Simply, I cannot get enough kale crisps, cashews, chocolate bites, or crochet bowls.  Luckily, the bowls have no calories, albeit they are addictive once one gets cotton yarns in hand. These bowls I make all the time from a pattern similar to this one on Ravelry, holding contrasting colors of yarns together while doing a single crochet.

Seed packets from friend Carol, who encourages good gardening habits for Mesa Manor.

Mr. Bear, above, was a gift from Auntie to Julie while in hospital.

Several have been given away, and did not have the opportunity to display themselves to my camera before going off to new homes.

These were made in February of this year:

Sunday, August 2, 2015

Hand Dying Wool

Remember that gorgeous hand spun wool John sent me from Australia? We played Scrabble online the other day and he said he had dyed some of his wool.  He was kind enough to forward me a web site he had used in dying wool.  The instructions were easy to decipher, so I decided to dye up some of the wool he sent using food coloring.

Basically, this is it: Soak wool in 1 quart water per100 grams wool, and a solution of vinegar water: 4 Tbsp. vinegar to one quart water, and soak for an hour.  While soaking, I mixed up colors to dye the wool teal and lime green.

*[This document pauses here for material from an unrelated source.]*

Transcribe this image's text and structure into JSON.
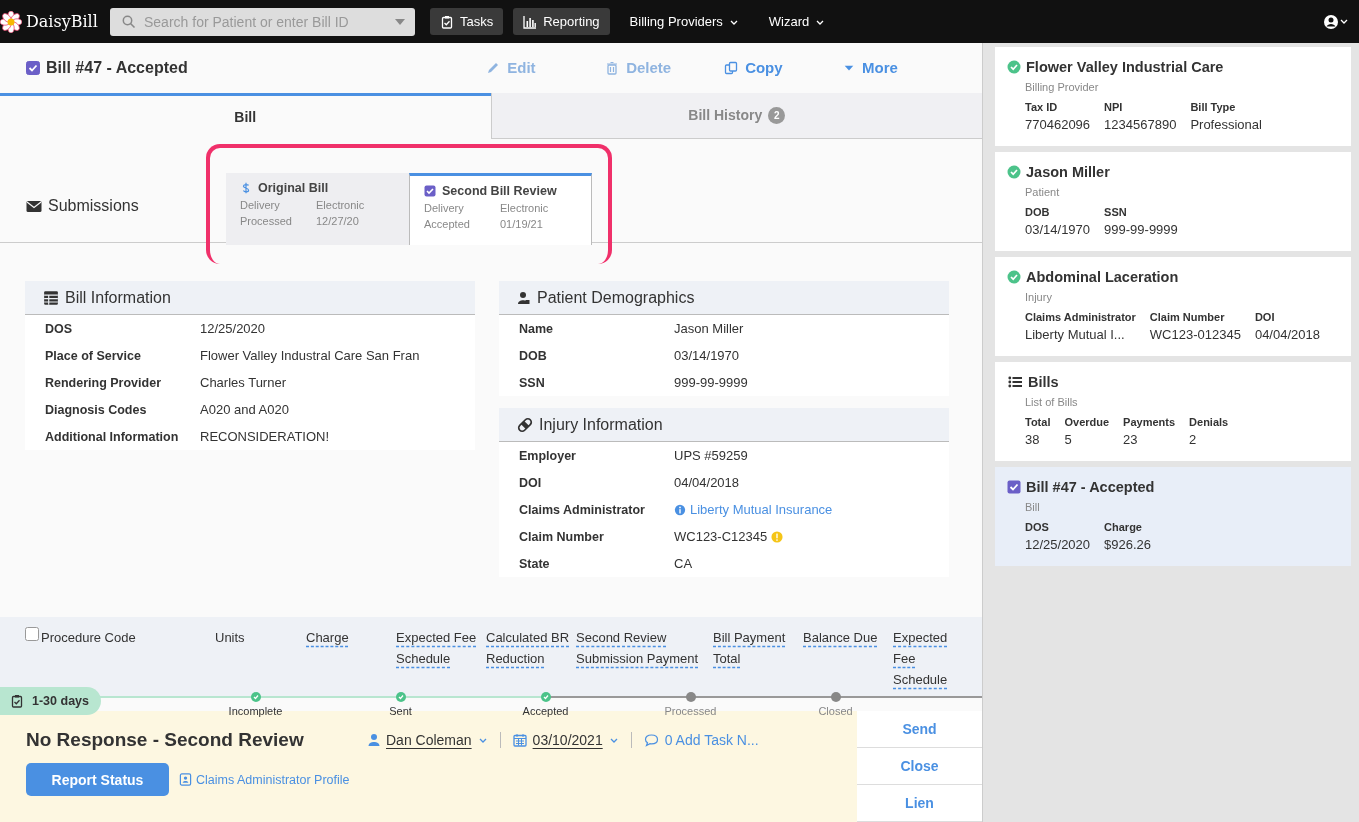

For Teal: 2 TBSP Green food coloring, 4 TBSP Blue food coloring
For Lime Green: 3 TBSP Yellow food coloring, 1 TBSP Green food coloring

Website Australian Organic Wool says:
Soak skein in tepid water with 4 Tbsp of vinegar per quart of water for an hour before dyeing. 
Mix up your colors then add the water and the dyeing solution to the pot. Add the yarn and heat until it is just below boiling point – steam will be coming off the surface of the dye bath.  Continue to simmer and stir gently until all the color in the pot has been absorbed by the wool and the remaining water is clear. This will take less than 10 minutes.
Trouble shooting tip: If your yarn will not take the dye you may be using wool that is too coarse. Coarse wools only absorb small amounts of color. The best wool for dying is fine and superfine classes of wool.  
Allow to cool then pour yarn into colander and rinse with tap water until all residue colour has run out. Dry out of direct sunlight.
 So... Here is the first attempt at dyeing a lime green along with a darker green, hand painted on plastic by the "pour method;" I liked it.

Then on to dyeing a second skein of wool. This one I wanted a teal color, but the first attempt at achieving teal blue resulted in too light a shade, and looked a little muddy; note the right hand skein of sickly blue:

Back to the dye pot it went, and simmered for 40 minutes, not the original ten minutes that was suggested in the instructions.  This is the resulting color blue, which in my humble estimation is much prettier, and more vibrant:

Now I am anxious to knit these two colors into a striped shawl.  It might take a while, but as my brother says, "what's time to a hog or a  (insert your favorite word here)?"  Here, here, what's time to a hog or a knitter?